*Problem description*:
Your task is to copy every line below that contains the word "JSON".

%%

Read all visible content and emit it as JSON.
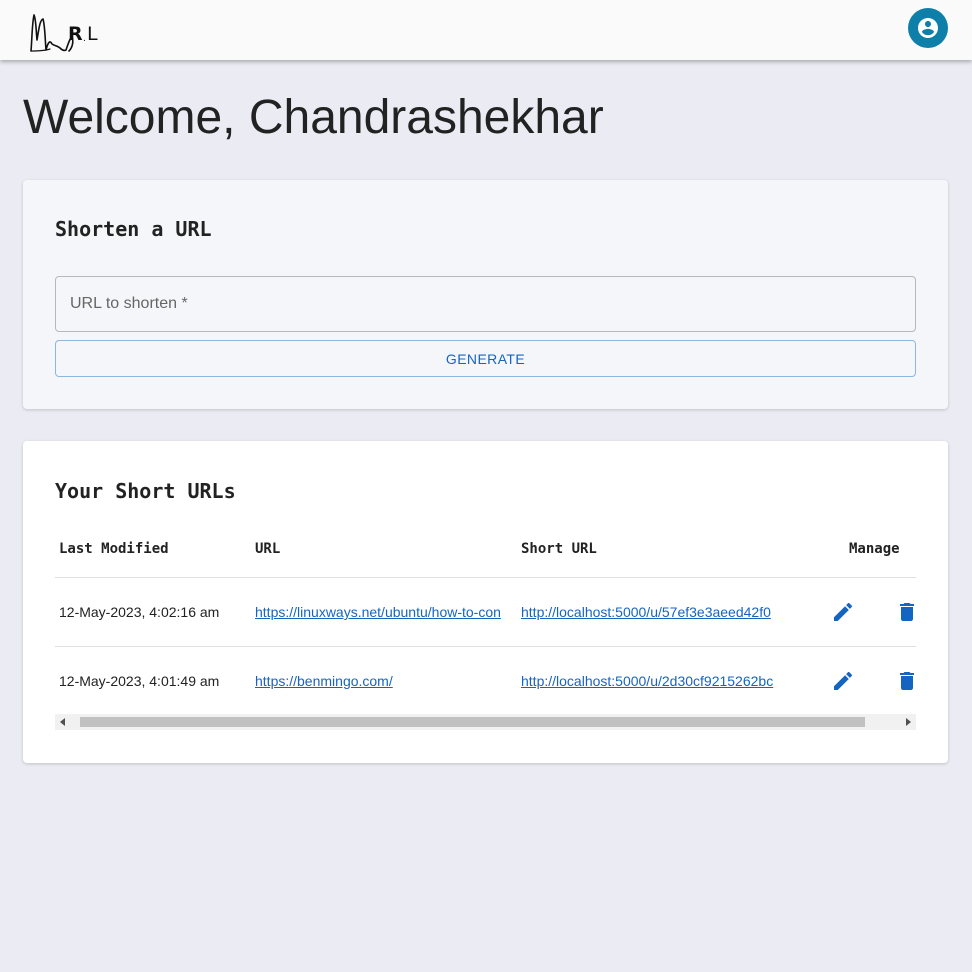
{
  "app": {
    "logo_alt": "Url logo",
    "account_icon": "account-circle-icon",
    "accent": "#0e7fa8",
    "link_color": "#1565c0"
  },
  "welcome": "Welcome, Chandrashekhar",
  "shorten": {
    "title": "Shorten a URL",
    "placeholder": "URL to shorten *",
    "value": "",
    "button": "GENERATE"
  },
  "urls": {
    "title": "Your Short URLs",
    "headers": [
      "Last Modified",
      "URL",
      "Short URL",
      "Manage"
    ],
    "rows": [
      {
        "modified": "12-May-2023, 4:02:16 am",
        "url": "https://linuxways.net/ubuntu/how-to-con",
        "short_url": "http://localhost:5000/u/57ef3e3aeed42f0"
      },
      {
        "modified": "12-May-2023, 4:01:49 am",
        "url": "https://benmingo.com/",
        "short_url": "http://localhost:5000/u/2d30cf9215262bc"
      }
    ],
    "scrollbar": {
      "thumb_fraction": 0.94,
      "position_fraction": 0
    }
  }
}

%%
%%

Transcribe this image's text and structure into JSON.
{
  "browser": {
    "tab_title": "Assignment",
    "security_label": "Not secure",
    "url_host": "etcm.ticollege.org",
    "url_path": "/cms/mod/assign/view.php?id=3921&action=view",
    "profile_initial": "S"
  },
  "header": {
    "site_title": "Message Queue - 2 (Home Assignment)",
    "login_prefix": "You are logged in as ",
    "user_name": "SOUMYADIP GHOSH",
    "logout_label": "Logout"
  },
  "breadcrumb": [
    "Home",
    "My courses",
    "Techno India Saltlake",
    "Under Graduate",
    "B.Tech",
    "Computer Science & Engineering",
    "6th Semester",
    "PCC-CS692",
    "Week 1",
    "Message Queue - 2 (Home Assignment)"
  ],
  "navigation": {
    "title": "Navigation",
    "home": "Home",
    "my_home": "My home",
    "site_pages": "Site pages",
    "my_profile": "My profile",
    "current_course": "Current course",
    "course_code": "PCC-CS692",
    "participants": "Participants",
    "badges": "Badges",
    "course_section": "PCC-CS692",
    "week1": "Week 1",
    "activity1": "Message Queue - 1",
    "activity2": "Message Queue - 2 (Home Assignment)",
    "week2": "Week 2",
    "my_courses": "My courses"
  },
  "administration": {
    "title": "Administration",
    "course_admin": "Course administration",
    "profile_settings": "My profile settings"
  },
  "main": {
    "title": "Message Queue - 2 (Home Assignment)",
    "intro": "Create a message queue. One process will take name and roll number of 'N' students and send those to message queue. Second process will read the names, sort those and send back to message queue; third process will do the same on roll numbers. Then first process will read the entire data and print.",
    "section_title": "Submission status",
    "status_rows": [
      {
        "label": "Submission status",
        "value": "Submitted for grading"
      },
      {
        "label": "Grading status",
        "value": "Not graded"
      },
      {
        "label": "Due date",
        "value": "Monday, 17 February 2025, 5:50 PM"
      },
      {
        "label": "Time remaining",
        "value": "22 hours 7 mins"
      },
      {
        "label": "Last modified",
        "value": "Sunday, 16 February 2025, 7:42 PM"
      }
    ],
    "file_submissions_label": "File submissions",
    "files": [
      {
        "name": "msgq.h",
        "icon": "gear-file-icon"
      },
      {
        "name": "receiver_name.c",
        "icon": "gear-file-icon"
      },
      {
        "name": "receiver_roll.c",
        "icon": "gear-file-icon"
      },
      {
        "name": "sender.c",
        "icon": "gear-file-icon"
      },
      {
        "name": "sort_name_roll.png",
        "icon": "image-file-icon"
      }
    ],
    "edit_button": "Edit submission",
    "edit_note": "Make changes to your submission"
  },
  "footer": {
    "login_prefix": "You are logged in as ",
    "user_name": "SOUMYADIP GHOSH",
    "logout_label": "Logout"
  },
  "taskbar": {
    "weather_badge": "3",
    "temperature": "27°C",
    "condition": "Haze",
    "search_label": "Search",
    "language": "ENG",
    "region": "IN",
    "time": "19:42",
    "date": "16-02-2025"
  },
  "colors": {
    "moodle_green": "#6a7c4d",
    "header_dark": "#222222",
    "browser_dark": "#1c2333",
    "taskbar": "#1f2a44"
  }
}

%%
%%

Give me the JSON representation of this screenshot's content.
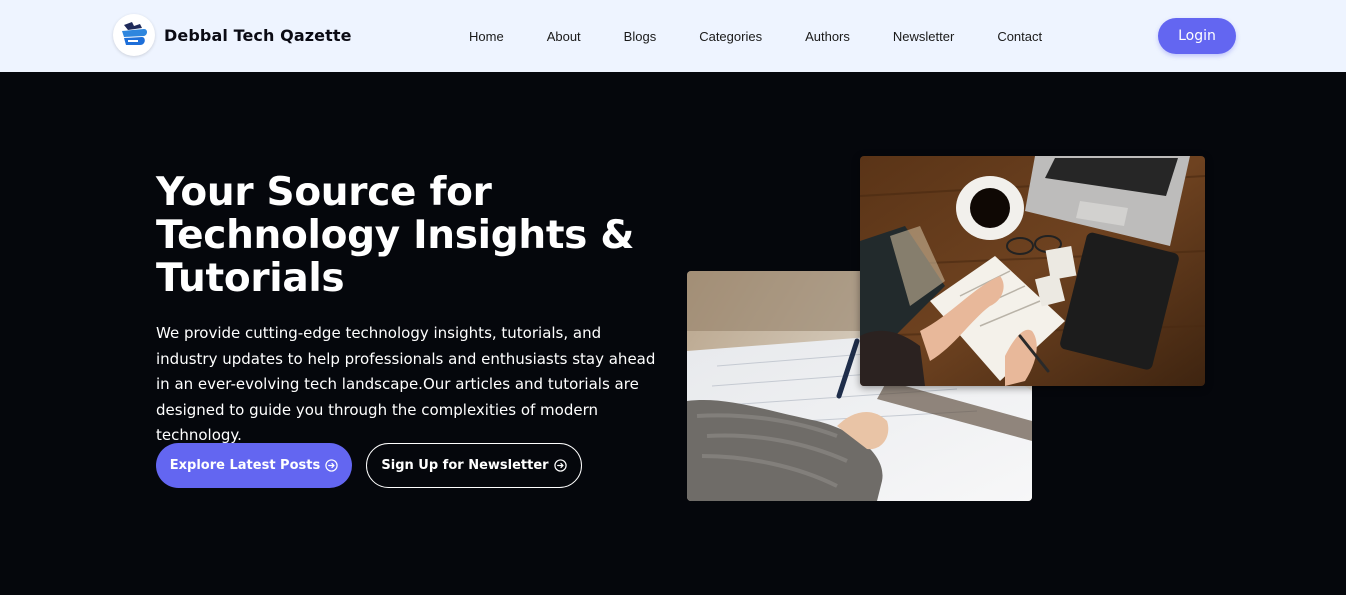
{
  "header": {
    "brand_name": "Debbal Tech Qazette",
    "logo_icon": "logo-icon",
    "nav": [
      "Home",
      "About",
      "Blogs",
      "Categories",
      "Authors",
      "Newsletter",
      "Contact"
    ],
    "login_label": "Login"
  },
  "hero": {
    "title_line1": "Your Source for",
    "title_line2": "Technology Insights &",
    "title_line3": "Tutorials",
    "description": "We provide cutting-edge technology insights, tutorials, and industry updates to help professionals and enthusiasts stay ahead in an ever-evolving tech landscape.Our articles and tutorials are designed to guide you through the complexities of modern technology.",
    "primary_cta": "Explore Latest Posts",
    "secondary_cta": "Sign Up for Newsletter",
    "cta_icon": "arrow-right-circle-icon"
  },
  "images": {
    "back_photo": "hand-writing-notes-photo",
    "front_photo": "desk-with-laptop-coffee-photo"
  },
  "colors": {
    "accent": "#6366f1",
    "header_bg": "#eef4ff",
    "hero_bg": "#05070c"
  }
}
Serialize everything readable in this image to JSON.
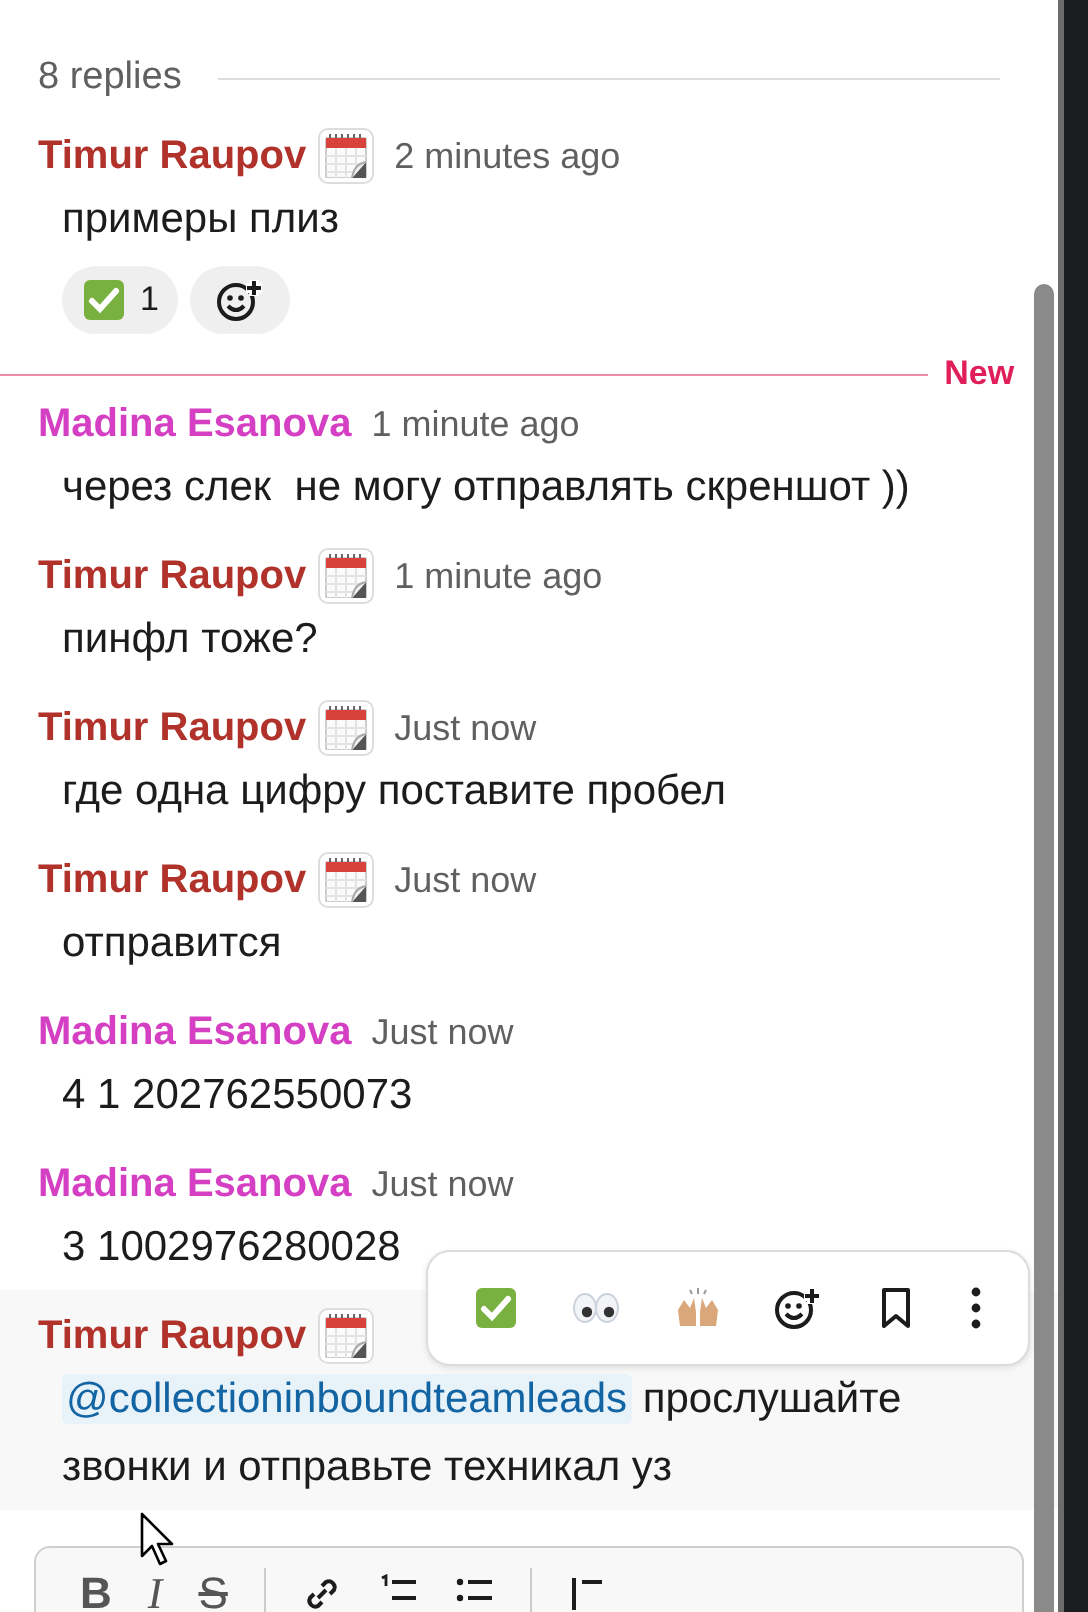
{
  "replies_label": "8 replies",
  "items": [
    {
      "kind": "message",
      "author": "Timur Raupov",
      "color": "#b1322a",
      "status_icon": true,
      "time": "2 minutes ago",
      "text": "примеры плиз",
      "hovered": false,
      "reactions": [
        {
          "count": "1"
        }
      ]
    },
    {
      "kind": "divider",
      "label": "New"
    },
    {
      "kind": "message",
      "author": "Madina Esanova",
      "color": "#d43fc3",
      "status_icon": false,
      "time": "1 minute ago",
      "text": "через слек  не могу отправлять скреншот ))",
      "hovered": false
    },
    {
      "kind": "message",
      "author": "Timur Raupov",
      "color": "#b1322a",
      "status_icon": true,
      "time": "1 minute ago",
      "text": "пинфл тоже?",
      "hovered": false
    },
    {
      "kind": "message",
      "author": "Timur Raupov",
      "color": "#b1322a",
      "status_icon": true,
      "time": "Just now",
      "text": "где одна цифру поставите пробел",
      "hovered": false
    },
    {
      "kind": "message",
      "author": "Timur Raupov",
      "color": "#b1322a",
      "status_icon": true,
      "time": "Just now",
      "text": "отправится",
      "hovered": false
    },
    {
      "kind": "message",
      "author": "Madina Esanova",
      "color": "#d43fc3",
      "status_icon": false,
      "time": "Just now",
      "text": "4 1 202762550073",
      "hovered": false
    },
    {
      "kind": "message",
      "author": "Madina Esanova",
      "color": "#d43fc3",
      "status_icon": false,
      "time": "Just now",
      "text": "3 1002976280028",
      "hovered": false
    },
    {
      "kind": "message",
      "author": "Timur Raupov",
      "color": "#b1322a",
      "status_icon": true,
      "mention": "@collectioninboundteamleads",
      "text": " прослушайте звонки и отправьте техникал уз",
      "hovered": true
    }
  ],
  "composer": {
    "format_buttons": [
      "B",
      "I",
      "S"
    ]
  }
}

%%

*The answer*:
Read all visible content and emit it as JSON.
Transcribe this image's text and structure into JSON.
Give me the JSON representation of this screenshot's content.
Serialize everything readable in this image to JSON.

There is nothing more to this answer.